» **Input for this task**
☆ ☆ ☆ ☆ ☆ ☆ ☆
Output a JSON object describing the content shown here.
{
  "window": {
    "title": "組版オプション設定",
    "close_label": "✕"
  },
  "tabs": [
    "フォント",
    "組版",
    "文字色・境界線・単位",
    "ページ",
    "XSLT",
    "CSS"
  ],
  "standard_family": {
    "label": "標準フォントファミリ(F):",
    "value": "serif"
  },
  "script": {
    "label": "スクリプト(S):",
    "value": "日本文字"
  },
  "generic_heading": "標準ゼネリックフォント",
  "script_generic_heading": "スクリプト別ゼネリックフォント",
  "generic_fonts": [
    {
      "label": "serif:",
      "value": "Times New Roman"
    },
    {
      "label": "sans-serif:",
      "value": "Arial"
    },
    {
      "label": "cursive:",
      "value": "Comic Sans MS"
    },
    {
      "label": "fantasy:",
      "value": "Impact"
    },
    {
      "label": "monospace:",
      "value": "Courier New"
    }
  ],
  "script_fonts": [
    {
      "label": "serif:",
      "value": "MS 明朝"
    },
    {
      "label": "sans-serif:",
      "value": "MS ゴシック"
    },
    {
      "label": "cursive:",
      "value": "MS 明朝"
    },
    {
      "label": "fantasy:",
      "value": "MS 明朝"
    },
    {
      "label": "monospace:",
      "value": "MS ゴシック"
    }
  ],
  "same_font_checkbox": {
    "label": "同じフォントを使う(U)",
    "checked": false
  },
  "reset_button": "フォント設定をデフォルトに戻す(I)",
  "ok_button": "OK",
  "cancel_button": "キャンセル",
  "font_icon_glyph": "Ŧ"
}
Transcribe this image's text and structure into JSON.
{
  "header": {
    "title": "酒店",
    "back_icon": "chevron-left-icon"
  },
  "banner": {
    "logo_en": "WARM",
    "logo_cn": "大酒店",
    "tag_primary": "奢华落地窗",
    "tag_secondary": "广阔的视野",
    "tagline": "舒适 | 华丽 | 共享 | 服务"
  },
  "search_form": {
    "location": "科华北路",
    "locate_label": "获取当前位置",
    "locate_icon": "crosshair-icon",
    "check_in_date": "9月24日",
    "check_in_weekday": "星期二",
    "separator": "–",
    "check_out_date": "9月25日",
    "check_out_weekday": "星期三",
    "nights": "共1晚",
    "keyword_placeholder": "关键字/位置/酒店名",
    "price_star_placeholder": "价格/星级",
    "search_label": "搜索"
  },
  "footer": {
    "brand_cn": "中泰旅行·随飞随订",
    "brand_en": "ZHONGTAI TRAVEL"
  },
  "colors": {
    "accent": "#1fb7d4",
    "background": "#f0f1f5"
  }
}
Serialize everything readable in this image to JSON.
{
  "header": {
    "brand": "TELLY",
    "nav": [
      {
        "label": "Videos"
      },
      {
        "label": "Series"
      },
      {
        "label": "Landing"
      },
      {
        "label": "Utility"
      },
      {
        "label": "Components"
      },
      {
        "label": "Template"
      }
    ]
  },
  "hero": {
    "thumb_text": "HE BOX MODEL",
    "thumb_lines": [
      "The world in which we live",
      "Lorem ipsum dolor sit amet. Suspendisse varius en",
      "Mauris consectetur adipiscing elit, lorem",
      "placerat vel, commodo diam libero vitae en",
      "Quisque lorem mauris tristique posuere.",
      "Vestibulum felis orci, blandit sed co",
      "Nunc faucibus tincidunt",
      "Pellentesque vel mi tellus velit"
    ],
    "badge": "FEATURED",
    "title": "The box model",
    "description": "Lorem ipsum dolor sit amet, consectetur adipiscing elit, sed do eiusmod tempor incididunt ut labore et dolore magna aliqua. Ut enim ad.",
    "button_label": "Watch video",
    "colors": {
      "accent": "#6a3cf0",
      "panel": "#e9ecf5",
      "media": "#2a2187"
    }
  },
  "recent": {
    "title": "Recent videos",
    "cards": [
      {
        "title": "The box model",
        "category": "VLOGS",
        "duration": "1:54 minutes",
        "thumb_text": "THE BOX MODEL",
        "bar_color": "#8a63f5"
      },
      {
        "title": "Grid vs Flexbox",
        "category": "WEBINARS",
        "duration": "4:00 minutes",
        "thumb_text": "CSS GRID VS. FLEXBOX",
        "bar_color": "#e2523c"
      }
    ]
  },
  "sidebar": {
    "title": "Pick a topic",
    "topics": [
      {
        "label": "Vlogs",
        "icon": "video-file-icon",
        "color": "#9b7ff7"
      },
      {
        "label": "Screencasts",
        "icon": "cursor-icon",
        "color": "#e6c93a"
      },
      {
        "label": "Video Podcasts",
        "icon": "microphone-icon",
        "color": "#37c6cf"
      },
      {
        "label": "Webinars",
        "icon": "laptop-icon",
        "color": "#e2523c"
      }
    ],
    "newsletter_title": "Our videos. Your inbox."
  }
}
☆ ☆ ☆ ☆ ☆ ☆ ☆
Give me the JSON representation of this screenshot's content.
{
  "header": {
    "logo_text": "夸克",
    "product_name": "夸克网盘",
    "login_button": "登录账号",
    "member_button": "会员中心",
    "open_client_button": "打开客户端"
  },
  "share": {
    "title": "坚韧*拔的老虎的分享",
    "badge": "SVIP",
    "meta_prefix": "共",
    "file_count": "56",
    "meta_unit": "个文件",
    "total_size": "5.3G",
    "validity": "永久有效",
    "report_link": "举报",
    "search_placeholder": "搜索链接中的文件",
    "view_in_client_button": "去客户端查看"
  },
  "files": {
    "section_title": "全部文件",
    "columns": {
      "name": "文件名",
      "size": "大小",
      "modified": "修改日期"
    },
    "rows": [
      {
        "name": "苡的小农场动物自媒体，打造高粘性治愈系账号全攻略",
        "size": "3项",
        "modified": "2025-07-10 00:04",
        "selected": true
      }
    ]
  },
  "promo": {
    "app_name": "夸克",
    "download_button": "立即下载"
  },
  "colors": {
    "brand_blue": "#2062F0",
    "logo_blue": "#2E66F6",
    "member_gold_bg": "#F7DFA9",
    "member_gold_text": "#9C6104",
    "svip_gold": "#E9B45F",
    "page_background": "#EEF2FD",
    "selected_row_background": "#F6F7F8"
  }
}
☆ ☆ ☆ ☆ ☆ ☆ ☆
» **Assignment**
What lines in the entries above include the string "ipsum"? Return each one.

» **Your solution**
      "Lorem ipsum dolor sit amet. Suspendisse varius en",
    "description": "Lorem ipsum dolor sit amet, consectetur adipiscing elit, sed do eiusmod tempor incididunt ut labore et dolore magna aliqua. Ut enim ad.",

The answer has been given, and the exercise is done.